Element data from apps and pages:
•••••

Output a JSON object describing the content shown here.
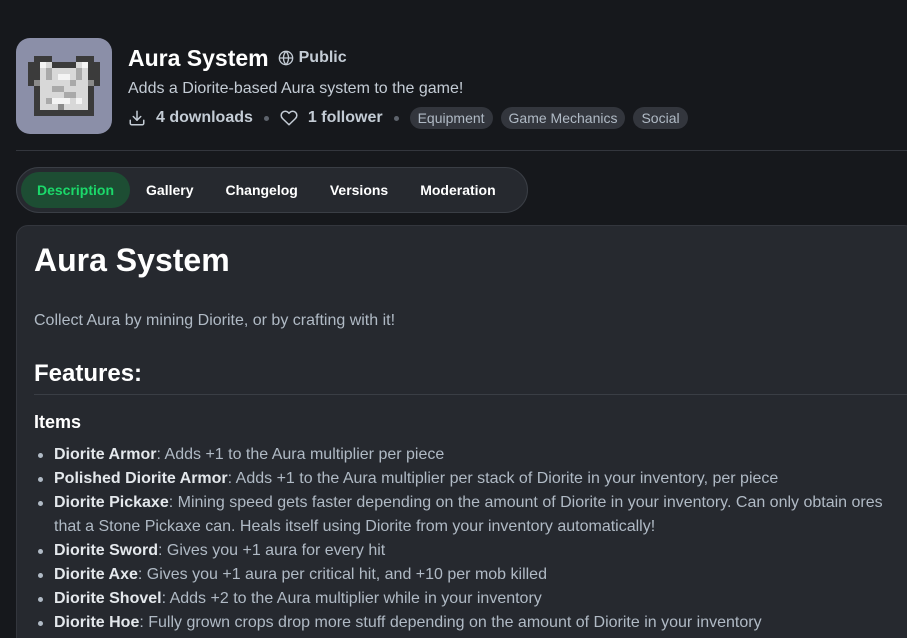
{
  "project": {
    "title": "Aura System",
    "visibility": "Public",
    "summary": "Adds a Diorite-based Aura system to the game!",
    "downloads": "4 downloads",
    "followers": "1 follower",
    "tags": [
      "Equipment",
      "Game Mechanics",
      "Social"
    ]
  },
  "tabs": [
    "Description",
    "Gallery",
    "Changelog",
    "Versions",
    "Moderation"
  ],
  "description": {
    "heading": "Aura System",
    "intro": "Collect Aura by mining Diorite, or by crafting with it!",
    "features_heading": "Features:",
    "items_heading": "Items",
    "items": [
      {
        "name": "Diorite Armor",
        "text": ": Adds +1 to the Aura multiplier per piece"
      },
      {
        "name": "Polished Diorite Armor",
        "text": ": Adds +1 to the Aura multiplier per stack of Diorite in your inventory, per piece"
      },
      {
        "name": "Diorite Pickaxe",
        "text": ": Mining speed gets faster depending on the amount of Diorite in your inventory. Can only obtain ores that a Stone Pickaxe can. Heals itself using Diorite from your inventory automatically!"
      },
      {
        "name": "Diorite Sword",
        "text": ": Gives you +1 aura for every hit"
      },
      {
        "name": "Diorite Axe",
        "text": ": Gives you +1 aura per critical hit, and +10 per mob killed"
      },
      {
        "name": "Diorite Shovel",
        "text": ": Adds +2 to the Aura multiplier while in your inventory"
      },
      {
        "name": "Diorite Hoe",
        "text": ": Fully grown crops drop more stuff depending on the amount of Diorite in your inventory"
      }
    ]
  },
  "colors": {
    "background": "#16181c",
    "card": "#26292f",
    "accent": "#1bd96a",
    "active_tab_bg": "#1d4d33",
    "icon_bg": "#8b8fa8"
  },
  "icons": {
    "project": "diorite-chestplate-icon",
    "visibility": "globe-icon",
    "downloads": "download-icon",
    "followers": "heart-icon"
  }
}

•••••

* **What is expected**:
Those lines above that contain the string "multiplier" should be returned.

* **Result below**:
        "text": ": Adds +1 to the Aura multiplier per piece"
        "text": ": Adds +1 to the Aura multiplier per stack of Diorite in your inventory, per piece"
        "text": ": Adds +2 to the Aura multiplier while in your inventory"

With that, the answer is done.